A statechart diagram shows a state machine, focusing on the flow of control from state to state. A state machine is a behavior that specifies the sequences of states an object goes through during its lifetime in response to events, together with its responses to those events.
A statechart diagram is a special kind of diagram and shares the same common properties as do all other diagrams like a name and graphical contents that are a projection into a model. What distinguishes a state chart diagram from other diagrams is its content.
Statechart diagrams commonly contain:
- Simple states and composite states
- Transitions including events and actions
When we model the dynamic aspects of a system, a class or a use case, we will use statechart diagrams in one way:
- To model reactive (event-driven) objects.
Common Modeling Techniques
Modeling Reactive Objects
To model a reactive object:
- Choose the context for the state machine, whether it is a class, a use case or the system as a whole.
- Choose the initial and final states for the object.
- Decide on the stable states of the object.

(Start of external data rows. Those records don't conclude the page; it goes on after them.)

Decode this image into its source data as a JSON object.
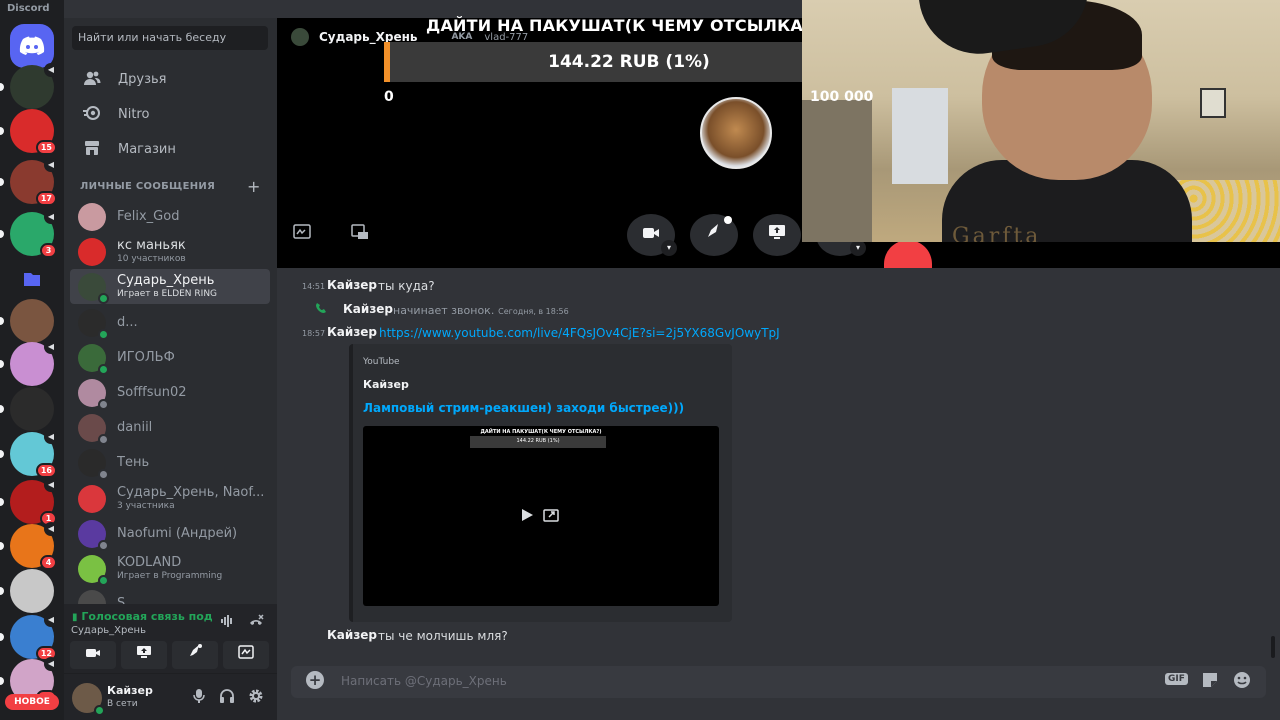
{
  "app": {
    "title": "Discord"
  },
  "servers": {
    "items": [
      {
        "name": "home",
        "color": "#5865f2"
      },
      {
        "name": "server-1",
        "color": "#2f3a2f",
        "speaker": true
      },
      {
        "name": "server-2",
        "color": "#d92b2b",
        "badge": "15"
      },
      {
        "name": "server-3",
        "color": "#8a3a2f",
        "badge": "17",
        "speaker": true
      },
      {
        "name": "server-4",
        "color": "#2aa86a",
        "badge": "3",
        "speaker": true
      },
      {
        "name": "folder",
        "color": "#5865f2"
      },
      {
        "name": "server-5",
        "color": "#7a5540"
      },
      {
        "name": "server-6",
        "color": "#c98fd2",
        "speaker": true
      },
      {
        "name": "server-7",
        "color": "#2b2b2b"
      },
      {
        "name": "server-8",
        "color": "#63c8d6",
        "badge": "16",
        "speaker": true
      },
      {
        "name": "server-9",
        "color": "#b31d1d",
        "badge": "1",
        "speaker": true
      },
      {
        "name": "server-10",
        "color": "#e8751a",
        "badge": "4",
        "speaker": true
      },
      {
        "name": "server-11",
        "color": "#c8c8c8"
      },
      {
        "name": "server-12",
        "color": "#3a7fd0",
        "badge": "12",
        "speaker": true
      },
      {
        "name": "server-13",
        "color": "#d1a4c8",
        "badge": "41",
        "speaker": true
      }
    ],
    "new_label": "НОВОЕ"
  },
  "sidebar": {
    "search_placeholder": "Найти или начать беседу",
    "nav": [
      {
        "label": "Друзья",
        "icon": "friends-icon"
      },
      {
        "label": "Nitro",
        "icon": "nitro-icon"
      },
      {
        "label": "Магазин",
        "icon": "shop-icon"
      }
    ],
    "dm_header": "Личные сообщения",
    "dms": [
      {
        "name": "Felix_God",
        "sub": "",
        "color": "#c99aa0",
        "status": ""
      },
      {
        "name": "кс маньяк",
        "sub": "10 участников",
        "color": "#d92b2b",
        "status": "",
        "bright": true
      },
      {
        "name": "Сударь_Хрень",
        "sub": "Играет в ELDEN RING",
        "color": "#3a4a3a",
        "status": "#23a559",
        "active": true
      },
      {
        "name": "d...",
        "sub": "",
        "color": "#2b2b2b",
        "status": "#23a559"
      },
      {
        "name": "ИГОЛЬФ",
        "sub": "",
        "color": "#3a6a3a",
        "status": "#23a559"
      },
      {
        "name": "Sofffsun02",
        "sub": "",
        "color": "#b08aa0",
        "status": "#80848e"
      },
      {
        "name": "daniil",
        "sub": "",
        "color": "#6a4a4a",
        "status": "#80848e"
      },
      {
        "name": "Тень",
        "sub": "",
        "color": "#2a2a2a",
        "status": "#80848e"
      },
      {
        "name": "Сударь_Хрень, Naof...",
        "sub": "3 участника",
        "color": "#da373c",
        "status": ""
      },
      {
        "name": "Naofumi (Андрей)",
        "sub": "",
        "color": "#5a3aa0",
        "status": "#80848e"
      },
      {
        "name": "KODLAND",
        "sub": "Играет в Programming",
        "color": "#7ac143",
        "status": "#23a559"
      },
      {
        "name": "S...",
        "sub": "",
        "color": "#4a4a4a",
        "status": ""
      }
    ]
  },
  "voice": {
    "status": "Голосовая связь под",
    "channel": "Сударь_Хрень"
  },
  "user": {
    "name": "Кайзер",
    "status": "В сети"
  },
  "call": {
    "name": "Сударь_Хрень",
    "aka_label": "AKA",
    "aka_value": "vlad-777"
  },
  "overlay": {
    "goal_title": "ДАЙТИ НА ПАКУШАТ(К ЧЕМУ ОТСЫЛКА?)",
    "amount": "144.22 RUB (1%)",
    "progress": 0.01,
    "min": "0",
    "max": "100 000",
    "accent": "#f2912a",
    "shirt_text": "Garfta"
  },
  "messages": [
    {
      "time": "14:51",
      "author": "Кайзер",
      "text": "ты куда?"
    },
    {
      "system": true,
      "author": "Кайзер",
      "text": "начинает звонок.",
      "date": "Сегодня, в 18:56"
    },
    {
      "time": "18:57",
      "author": "Кайзер",
      "link": "https://www.youtube.com/live/4FQsJOv4CjE?si=2j5YX68GvJOwyTpJ"
    },
    {
      "author": "Кайзер",
      "text": "ты че молчишь мля?"
    }
  ],
  "embed": {
    "provider": "YouTube",
    "author": "Кайзер",
    "title": "Ламповый стрим-реакшен) заходи быстрее)))",
    "thumb_title": "ДАЙТИ НА ПАКУШАТ(К ЧЕМУ ОТСЫЛКА?)",
    "thumb_amount": "144.22 RUB (1%)"
  },
  "composer": {
    "placeholder": "Написать @Сударь_Хрень",
    "gif_label": "GIF"
  }
}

Start with the high-level states of the object and only then consider its possible substates.
- Decide on the meaningful partial ordering of stable states over the lifetime of the object.
- Decide on the events that may trigger a transition from state to state.
- Attach actions to these transitions and/or to these states.
- Consider ways to simplify your machine by using substates, branches, forks, joins and history states.
- Check that all states are reachable under some combination of events.
- Check that no state is a dead end.
- Trace through the state machine, either manually or by using tools, to check it against expected sequences of events and their responses.
Consider the following example: